» **EXTRACTED INFORMATION**
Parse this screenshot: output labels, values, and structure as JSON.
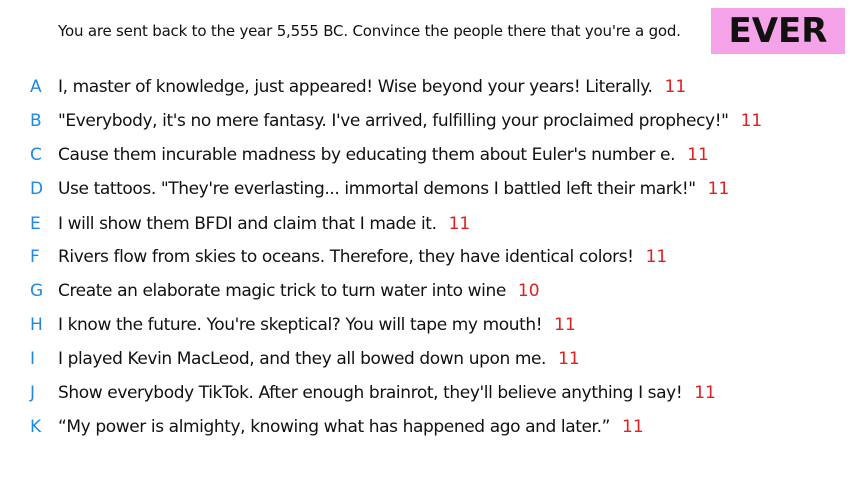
{
  "prompt": "You are sent back to the year 5,555 BC. Convince the people there that you're a god.",
  "badge": {
    "text": "EVER",
    "color": "#f5a3e8"
  },
  "colors": {
    "letter": "#1e88e5",
    "score": "#e02020",
    "text": "#111111"
  },
  "answers": [
    {
      "letter": "A",
      "text": "I, master of knowledge, just appeared! Wise beyond your years! Literally.",
      "score": "11"
    },
    {
      "letter": "B",
      "text": "\"Everybody, it's no mere fantasy. I've arrived, fulfilling your proclaimed prophecy!\"",
      "score": "11"
    },
    {
      "letter": "C",
      "text": "Cause them incurable madness by educating them about Euler's number e.",
      "score": "11"
    },
    {
      "letter": "D",
      "text": "Use tattoos. \"They're everlasting... immortal demons I battled left their mark!\"",
      "score": "11"
    },
    {
      "letter": "E",
      "text": "I will show them BFDI and claim that I made it.",
      "score": "11"
    },
    {
      "letter": "F",
      "text": "Rivers flow from skies to oceans. Therefore, they have identical colors!",
      "score": "11"
    },
    {
      "letter": "G",
      "text": "Create an elaborate magic trick to turn water into wine",
      "score": "10"
    },
    {
      "letter": "H",
      "text": "I know the future. You're skeptical? You will tape my mouth!",
      "score": "11"
    },
    {
      "letter": "I",
      "text": "I played Kevin MacLeod, and they all bowed down upon me.",
      "score": "11"
    },
    {
      "letter": "J",
      "text": "Show everybody TikTok. After enough brainrot, they'll believe anything I say!",
      "score": "11"
    },
    {
      "letter": "K",
      "text": "“My power is almighty, knowing what has happened ago and later.”",
      "score": "11"
    }
  ]
}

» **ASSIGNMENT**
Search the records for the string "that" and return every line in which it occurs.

» **SOLUTION FOR THIS TASK**
  "prompt": "You are sent back to the year 5,555 BC. Convince the people there that you're a god.",
      "text": "I will show them BFDI and claim that I made it.",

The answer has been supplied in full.